__Records provided__:
◇ ◇ ◇ ◇ ◇
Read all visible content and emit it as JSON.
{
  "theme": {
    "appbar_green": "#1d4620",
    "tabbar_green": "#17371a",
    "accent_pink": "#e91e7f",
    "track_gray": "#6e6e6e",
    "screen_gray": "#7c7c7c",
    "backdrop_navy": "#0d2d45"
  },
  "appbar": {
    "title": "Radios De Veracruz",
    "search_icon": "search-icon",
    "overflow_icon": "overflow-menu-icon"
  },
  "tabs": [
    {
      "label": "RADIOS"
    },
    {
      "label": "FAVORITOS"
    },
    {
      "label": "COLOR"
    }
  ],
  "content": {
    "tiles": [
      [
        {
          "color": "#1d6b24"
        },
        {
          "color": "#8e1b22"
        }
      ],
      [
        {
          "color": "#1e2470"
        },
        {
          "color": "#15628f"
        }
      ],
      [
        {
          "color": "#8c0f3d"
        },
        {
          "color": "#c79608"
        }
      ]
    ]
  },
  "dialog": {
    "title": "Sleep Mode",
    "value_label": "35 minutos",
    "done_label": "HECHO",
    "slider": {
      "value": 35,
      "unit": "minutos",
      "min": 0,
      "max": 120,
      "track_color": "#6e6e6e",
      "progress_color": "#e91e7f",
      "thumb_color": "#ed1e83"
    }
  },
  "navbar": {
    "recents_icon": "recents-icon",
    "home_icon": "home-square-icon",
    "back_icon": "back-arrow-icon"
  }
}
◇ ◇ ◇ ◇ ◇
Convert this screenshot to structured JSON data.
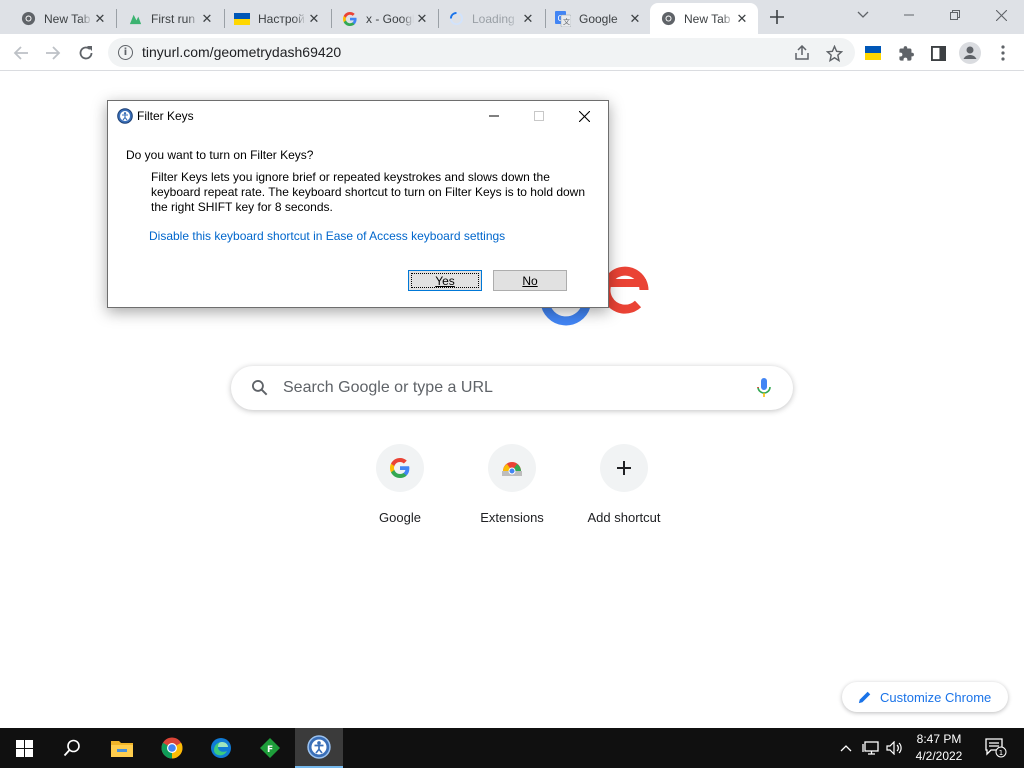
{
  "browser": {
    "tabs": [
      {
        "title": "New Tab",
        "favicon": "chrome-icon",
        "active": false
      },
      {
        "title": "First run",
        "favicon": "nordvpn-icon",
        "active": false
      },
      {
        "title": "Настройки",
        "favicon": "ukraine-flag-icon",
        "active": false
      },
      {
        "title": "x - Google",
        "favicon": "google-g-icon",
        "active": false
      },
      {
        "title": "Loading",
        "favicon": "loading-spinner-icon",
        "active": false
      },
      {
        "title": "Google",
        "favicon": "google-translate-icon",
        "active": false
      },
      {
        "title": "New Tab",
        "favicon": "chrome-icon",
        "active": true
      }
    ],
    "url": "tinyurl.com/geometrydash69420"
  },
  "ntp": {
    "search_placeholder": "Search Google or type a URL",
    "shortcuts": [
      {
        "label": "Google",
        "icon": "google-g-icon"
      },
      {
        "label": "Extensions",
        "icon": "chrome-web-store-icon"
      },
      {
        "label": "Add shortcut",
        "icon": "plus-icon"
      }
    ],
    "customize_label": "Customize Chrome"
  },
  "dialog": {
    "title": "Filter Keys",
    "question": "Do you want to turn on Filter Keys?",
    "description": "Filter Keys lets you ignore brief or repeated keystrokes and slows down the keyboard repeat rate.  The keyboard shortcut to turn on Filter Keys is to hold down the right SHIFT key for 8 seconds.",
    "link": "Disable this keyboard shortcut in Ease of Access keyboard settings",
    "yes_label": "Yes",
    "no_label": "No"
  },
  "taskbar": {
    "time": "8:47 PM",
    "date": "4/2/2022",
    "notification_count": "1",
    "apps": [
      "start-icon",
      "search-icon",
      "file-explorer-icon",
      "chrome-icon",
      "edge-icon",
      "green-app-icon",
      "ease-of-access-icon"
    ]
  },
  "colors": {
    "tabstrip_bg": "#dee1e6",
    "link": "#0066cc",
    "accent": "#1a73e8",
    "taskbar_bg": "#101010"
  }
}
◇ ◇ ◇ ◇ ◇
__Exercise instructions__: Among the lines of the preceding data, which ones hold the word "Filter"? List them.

__Result__:
    "title": "Filter Keys",
    "question": "Do you want to turn on Filter Keys?",
    "description": "Filter Keys lets you ignore brief or repeated keystrokes and slows down the keyboard repeat rate.  The keyboard shortcut to turn on Filter Keys is to hold down the right SHIFT key for 8 seconds.",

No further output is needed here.